● **Records**
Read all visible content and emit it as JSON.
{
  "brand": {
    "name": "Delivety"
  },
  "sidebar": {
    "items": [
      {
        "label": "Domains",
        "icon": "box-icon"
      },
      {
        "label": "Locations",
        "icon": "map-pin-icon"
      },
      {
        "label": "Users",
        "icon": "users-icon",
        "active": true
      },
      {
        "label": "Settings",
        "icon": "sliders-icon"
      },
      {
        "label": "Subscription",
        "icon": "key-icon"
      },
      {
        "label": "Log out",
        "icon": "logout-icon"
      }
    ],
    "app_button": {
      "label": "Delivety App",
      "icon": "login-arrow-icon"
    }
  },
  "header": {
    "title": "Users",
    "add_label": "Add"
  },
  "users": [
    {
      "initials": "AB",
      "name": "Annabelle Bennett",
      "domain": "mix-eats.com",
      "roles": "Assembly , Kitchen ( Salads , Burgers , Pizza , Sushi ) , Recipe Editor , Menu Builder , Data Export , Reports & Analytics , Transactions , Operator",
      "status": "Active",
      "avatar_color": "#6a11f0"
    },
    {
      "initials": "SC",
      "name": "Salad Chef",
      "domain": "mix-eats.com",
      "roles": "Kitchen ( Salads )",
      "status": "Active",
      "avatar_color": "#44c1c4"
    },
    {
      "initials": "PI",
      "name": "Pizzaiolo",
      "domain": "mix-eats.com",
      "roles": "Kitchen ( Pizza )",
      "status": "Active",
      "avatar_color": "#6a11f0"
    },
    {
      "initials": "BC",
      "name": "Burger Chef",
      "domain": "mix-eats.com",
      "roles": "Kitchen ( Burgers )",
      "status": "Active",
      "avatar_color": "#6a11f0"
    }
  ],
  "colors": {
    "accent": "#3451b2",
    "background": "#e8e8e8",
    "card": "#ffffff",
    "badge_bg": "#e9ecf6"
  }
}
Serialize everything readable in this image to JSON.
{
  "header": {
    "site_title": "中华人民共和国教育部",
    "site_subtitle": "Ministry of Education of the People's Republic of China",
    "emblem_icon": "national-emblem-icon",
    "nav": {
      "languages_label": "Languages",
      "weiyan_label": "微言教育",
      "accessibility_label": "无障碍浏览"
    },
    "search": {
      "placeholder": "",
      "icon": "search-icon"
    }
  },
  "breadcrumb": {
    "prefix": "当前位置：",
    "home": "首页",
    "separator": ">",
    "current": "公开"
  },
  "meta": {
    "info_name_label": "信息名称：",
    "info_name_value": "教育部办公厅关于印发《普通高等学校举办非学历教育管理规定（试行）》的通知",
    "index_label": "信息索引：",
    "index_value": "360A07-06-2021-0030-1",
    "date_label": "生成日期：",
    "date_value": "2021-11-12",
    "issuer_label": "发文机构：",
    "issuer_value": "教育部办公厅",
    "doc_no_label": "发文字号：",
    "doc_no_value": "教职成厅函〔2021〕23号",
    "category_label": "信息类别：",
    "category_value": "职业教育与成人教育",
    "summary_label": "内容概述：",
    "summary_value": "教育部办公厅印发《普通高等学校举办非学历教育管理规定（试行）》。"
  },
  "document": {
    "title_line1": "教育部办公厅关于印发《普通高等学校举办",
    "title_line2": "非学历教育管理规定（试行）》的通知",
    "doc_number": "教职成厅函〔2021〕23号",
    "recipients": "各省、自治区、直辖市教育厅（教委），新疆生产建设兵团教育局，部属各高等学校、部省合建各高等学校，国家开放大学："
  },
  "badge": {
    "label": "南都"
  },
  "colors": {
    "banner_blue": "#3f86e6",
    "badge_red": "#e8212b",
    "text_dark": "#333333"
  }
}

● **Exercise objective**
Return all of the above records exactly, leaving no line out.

● **Completed exercise**
Read all visible content and emit it as JSON.
{
  "brand": {
    "name": "Delivety"
  },
  "sidebar": {
    "items": [
      {
        "label": "Domains",
        "icon": "box-icon"
      },
      {
        "label": "Locations",
        "icon": "map-pin-icon"
      },
      {
        "label": "Users",
        "icon": "users-icon",
        "active": true
      },
      {
        "label": "Settings",
        "icon": "sliders-icon"
      },
      {
        "label": "Subscription",
        "icon": "key-icon"
      },
      {
        "label": "Log out",
        "icon": "logout-icon"
      }
    ],
    "app_button": {
      "label": "Delivety App",
      "icon": "login-arrow-icon"
    }
  },
  "header": {
    "title": "Users",
    "add_label": "Add"
  },
  "users": [
    {
      "initials": "AB",
      "name": "Annabelle Bennett",
      "domain": "mix-eats.com",
      "roles": "Assembly , Kitchen ( Salads , Burgers , Pizza , Sushi ) , Recipe Editor , Menu Builder , Data Export , Reports & Analytics , Transactions , Operator",
      "status": "Active",
      "avatar_color": "#6a11f0"
    },
    {
      "initials": "SC",
      "name": "Salad Chef",
      "domain": "mix-eats.com",
      "roles": "Kitchen ( Salads )",
      "status": "Active",
      "avatar_color": "#44c1c4"
    },
    {
      "initials": "PI",
      "name": "Pizzaiolo",
      "domain": "mix-eats.com",
      "roles": "Kitchen ( Pizza )",
      "status": "Active",
      "avatar_color": "#6a11f0"
    },
    {
      "initials": "BC",
      "name": "Burger Chef",
      "domain": "mix-eats.com",
      "roles": "Kitchen ( Burgers )",
      "status": "Active",
      "avatar_color": "#6a11f0"
    }
  ],
  "colors": {
    "accent": "#3451b2",
    "background": "#e8e8e8",
    "card": "#ffffff",
    "badge_bg": "#e9ecf6"
  }
}
Serialize everything readable in this image to JSON.
{
  "header": {
    "site_title": "中华人民共和国教育部",
    "site_subtitle": "Ministry of Education of the People's Republic of China",
    "emblem_icon": "national-emblem-icon",
    "nav": {
      "languages_label": "Languages",
      "weiyan_label": "微言教育",
      "accessibility_label": "无障碍浏览"
    },
    "search": {
      "placeholder": "",
      "icon": "search-icon"
    }
  },
  "breadcrumb": {
    "prefix": "当前位置：",
    "home": "首页",
    "separator": ">",
    "current": "公开"
  },
  "meta": {
    "info_name_label": "信息名称：",
    "info_name_value": "教育部办公厅关于印发《普通高等学校举办非学历教育管理规定（试行）》的通知",
    "index_label": "信息索引：",
    "index_value": "360A07-06-2021-0030-1",
    "date_label": "生成日期：",
    "date_value": "2021-11-12",
    "issuer_label": "发文机构：",
    "issuer_value": "教育部办公厅",
    "doc_no_label": "发文字号：",
    "doc_no_value": "教职成厅函〔2021〕23号",
    "category_label": "信息类别：",
    "category_value": "职业教育与成人教育",
    "summary_label": "内容概述：",
    "summary_value": "教育部办公厅印发《普通高等学校举办非学历教育管理规定（试行）》。"
  },
  "document": {
    "title_line1": "教育部办公厅关于印发《普通高等学校举办",
    "title_line2": "非学历教育管理规定（试行）》的通知",
    "doc_number": "教职成厅函〔2021〕23号",
    "recipients": "各省、自治区、直辖市教育厅（教委），新疆生产建设兵团教育局，部属各高等学校、部省合建各高等学校，国家开放大学："
  },
  "badge": {
    "label": "南都"
  },
  "colors": {
    "banner_blue": "#3f86e6",
    "badge_red": "#e8212b",
    "text_dark": "#333333"
  }
}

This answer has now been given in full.